The later stages of dementia

5. What you can do: advance decisions and lasting powers of attorney

In England and Wales people can write an advance decision to refuse treatment (sometimes written as ADRT and previously known as a living will or advanced directive). Find out more about advance decisions.

This sets out the types of treatments they would not want doctors to provide at the end of their life. This is important as it means that people in the early stages of dementia have the opportunity to shape and make choices about any palliative care that they may need as the illness progresses. It also enables healthcare professionals to provide the best person-centred care and treatment they can. Person-centred care is an approach that focuses on the person as an individual.

In Northern Ireland people are able to make an advance directive, which is similar to an advance decision. An advance decision (or advance directive) needs to be made when the person is still able to make decisions for themselves so it is important to start thinking about it early on.

In addition to making an advance decision to refuse treatment, people in England and Wales may also make a lasting power of attorney (LPA) which appoints someone to make decisions about their treatment and care on their behalf - once they have lost the ability to do so for themselves.

This can include decisions about refusing life sustaining treatment.
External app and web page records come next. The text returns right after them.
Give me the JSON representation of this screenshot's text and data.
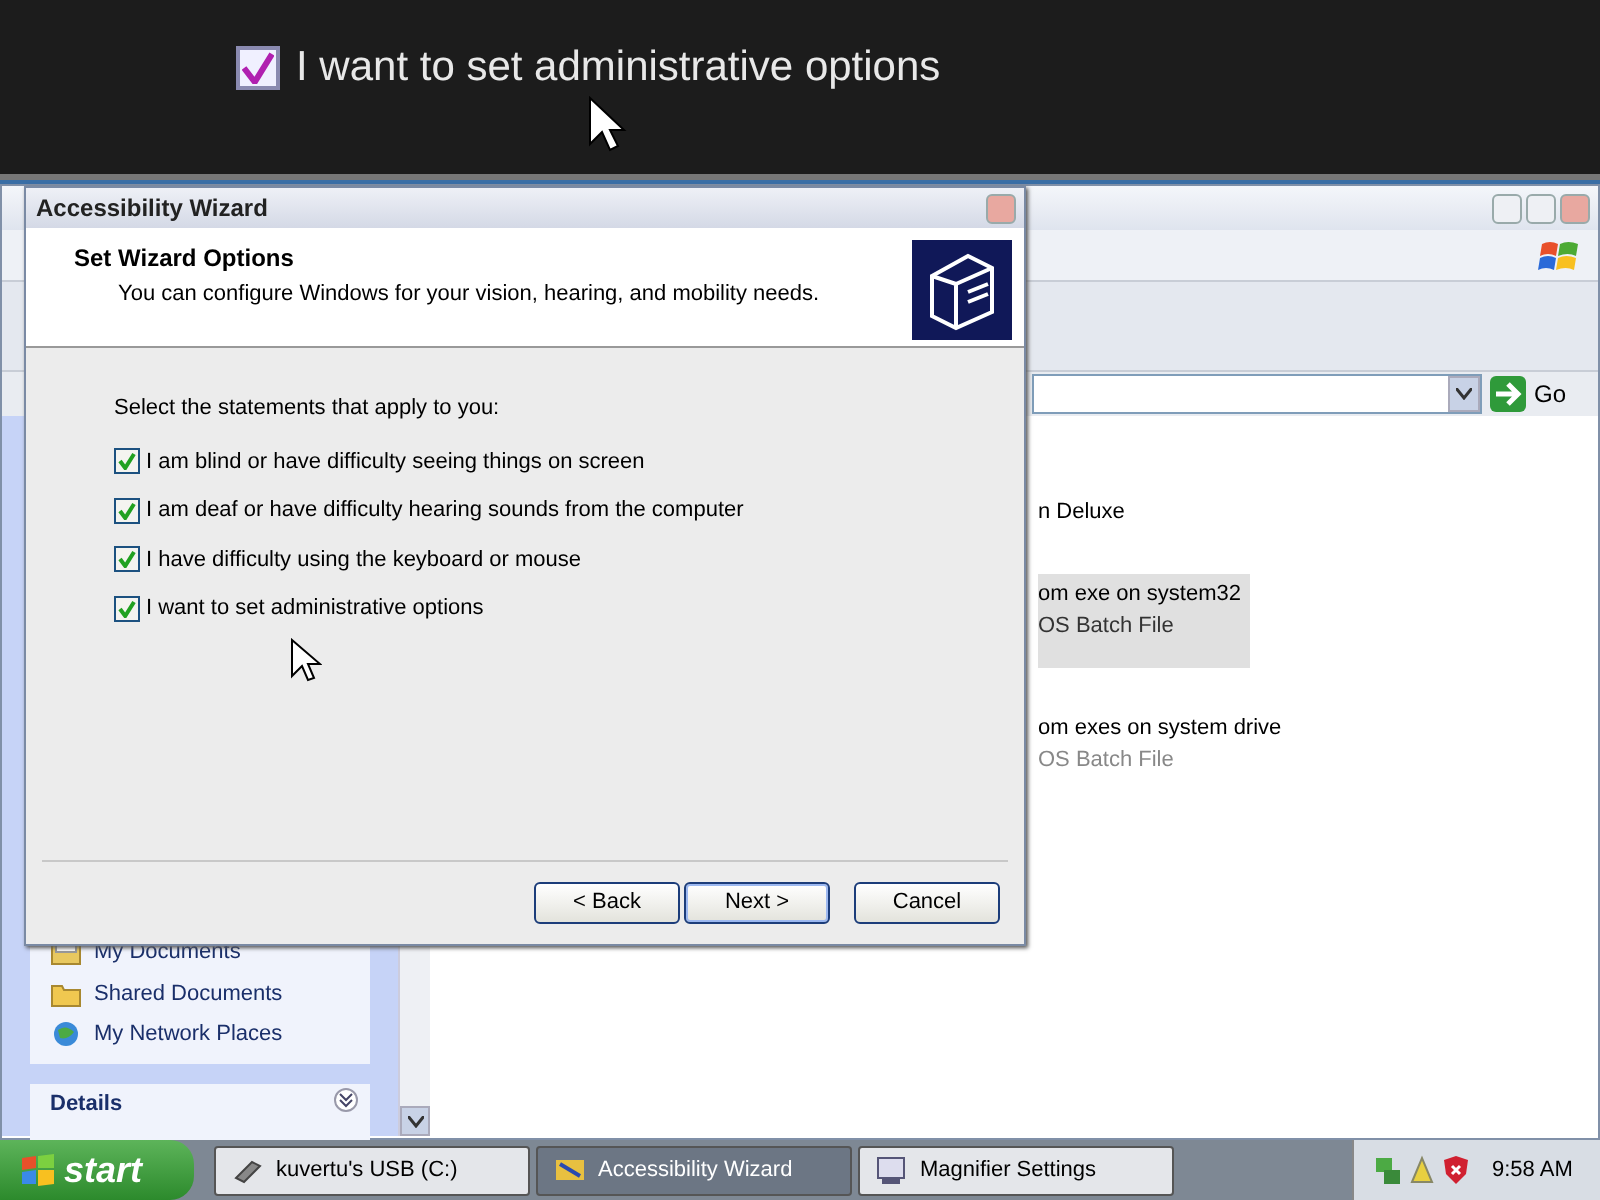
{
  "magnifier": {
    "option": {
      "label": "I want to set administrative options",
      "checked": true
    }
  },
  "explorer": {
    "go": "Go",
    "items": [
      {
        "line1": "n Deluxe",
        "selected": false
      },
      {
        "line1": "om exe on system32",
        "line2": "OS Batch File",
        "selected": true
      },
      {
        "line1": "om exes on system drive",
        "line2": "OS Batch File",
        "selected": false
      }
    ],
    "places": [
      "My Documents",
      "Shared Documents",
      "My Network Places"
    ],
    "details_title": "Details"
  },
  "wizard": {
    "title": "Accessibility Wizard",
    "heading": "Set Wizard Options",
    "subheading": "You can configure Windows for your vision, hearing, and mobility needs.",
    "prompt": "Select the statements that apply to you:",
    "options": [
      {
        "label": "I am blind or have difficulty seeing things on screen",
        "checked": true
      },
      {
        "label": "I am deaf or have difficulty hearing sounds from the computer",
        "checked": true
      },
      {
        "label": "I have difficulty using the keyboard or mouse",
        "checked": true
      },
      {
        "label": "I want to set administrative options",
        "checked": true
      }
    ],
    "buttons": [
      "< Back",
      "Next >",
      "Cancel"
    ]
  },
  "taskbar": {
    "start": "start",
    "tasks": [
      {
        "label": "kuvertu's USB (C:)",
        "selected": false
      },
      {
        "label": "Accessibility Wizard",
        "selected": true
      },
      {
        "label": "Magnifier Settings",
        "selected": false
      }
    ],
    "clock": "9:58 AM"
  }
}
LPAs are not available in Northern Ireland. People in Northern Ireland should contact Alzheimer's Society's Northern Ireland office for more information about the alternatives.

Read more about Lasting power of attorney in England and Wales.

Read more about Enduring power of attorney in Northern Ireland.